== GIVEN INFORMATION
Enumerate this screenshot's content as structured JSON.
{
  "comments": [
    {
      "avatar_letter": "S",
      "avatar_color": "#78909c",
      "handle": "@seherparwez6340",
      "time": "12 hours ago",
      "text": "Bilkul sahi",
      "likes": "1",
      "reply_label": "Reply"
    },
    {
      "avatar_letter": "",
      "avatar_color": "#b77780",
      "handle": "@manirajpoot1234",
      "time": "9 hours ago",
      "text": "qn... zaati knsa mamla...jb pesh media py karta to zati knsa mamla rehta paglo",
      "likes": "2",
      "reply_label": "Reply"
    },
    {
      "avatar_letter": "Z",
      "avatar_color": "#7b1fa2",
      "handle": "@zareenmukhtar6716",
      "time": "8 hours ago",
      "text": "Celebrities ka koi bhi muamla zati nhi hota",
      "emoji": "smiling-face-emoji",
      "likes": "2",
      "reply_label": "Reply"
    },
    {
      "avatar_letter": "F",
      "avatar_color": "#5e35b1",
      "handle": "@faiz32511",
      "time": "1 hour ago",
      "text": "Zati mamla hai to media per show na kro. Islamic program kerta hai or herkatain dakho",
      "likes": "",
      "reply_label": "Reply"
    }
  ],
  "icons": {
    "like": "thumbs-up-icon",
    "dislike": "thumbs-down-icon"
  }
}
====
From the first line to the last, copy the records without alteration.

OUTPUT BELOW
Enumerate this screenshot's content as structured JSON.
{
  "comments": [
    {
      "avatar_letter": "S",
      "avatar_color": "#78909c",
      "handle": "@seherparwez6340",
      "time": "12 hours ago",
      "text": "Bilkul sahi",
      "likes": "1",
      "reply_label": "Reply"
    },
    {
      "avatar_letter": "",
      "avatar_color": "#b77780",
      "handle": "@manirajpoot1234",
      "time": "9 hours ago",
      "text": "qn... zaati knsa mamla...jb pesh media py karta to zati knsa mamla rehta paglo",
      "likes": "2",
      "reply_label": "Reply"
    },
    {
      "avatar_letter": "Z",
      "avatar_color": "#7b1fa2",
      "handle": "@zareenmukhtar6716",
      "time": "8 hours ago",
      "text": "Celebrities ka koi bhi muamla zati nhi hota",
      "emoji": "smiling-face-emoji",
      "likes": "2",
      "reply_label": "Reply"
    },
    {
      "avatar_letter": "F",
      "avatar_color": "#5e35b1",
      "handle": "@faiz32511",
      "time": "1 hour ago",
      "text": "Zati mamla hai to media per show na kro. Islamic program kerta hai or herkatain dakho",
      "likes": "",
      "reply_label": "Reply"
    }
  ],
  "icons": {
    "like": "thumbs-up-icon",
    "dislike": "thumbs-down-icon"
  }
}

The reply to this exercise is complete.